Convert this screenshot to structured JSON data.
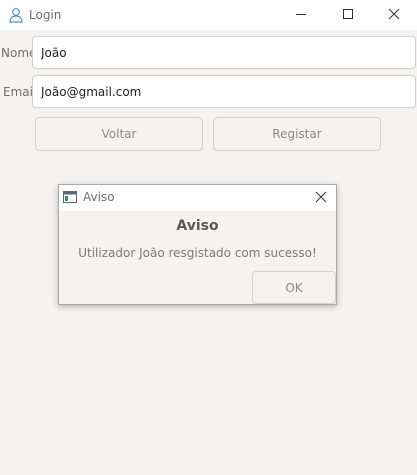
{
  "window": {
    "title": "Login",
    "icons": {
      "app": "user-icon",
      "minimize": "minimize-icon",
      "maximize": "maximize-icon",
      "close": "close-icon"
    }
  },
  "form": {
    "nome_label": "Nome",
    "nome_value": "João",
    "email_label": "Email",
    "email_value": "João@gmail.com",
    "voltar_label": "Voltar",
    "registar_label": "Registar"
  },
  "dialog": {
    "title": "Aviso",
    "heading": "Aviso",
    "message": "Utilizador João resgistado com sucesso!",
    "ok_label": "OK",
    "icons": {
      "window": "window-icon",
      "close": "close-icon"
    }
  },
  "colors": {
    "background": "#f4f3f1",
    "titlebar": "#ffffff",
    "border": "#cfcfcf"
  }
}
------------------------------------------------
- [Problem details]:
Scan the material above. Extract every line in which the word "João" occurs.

- [Final answer]:
    "nome_value": "João",
    "email_value": "João@gmail.com",
    "message": "Utilizador João resgistado com sucesso!",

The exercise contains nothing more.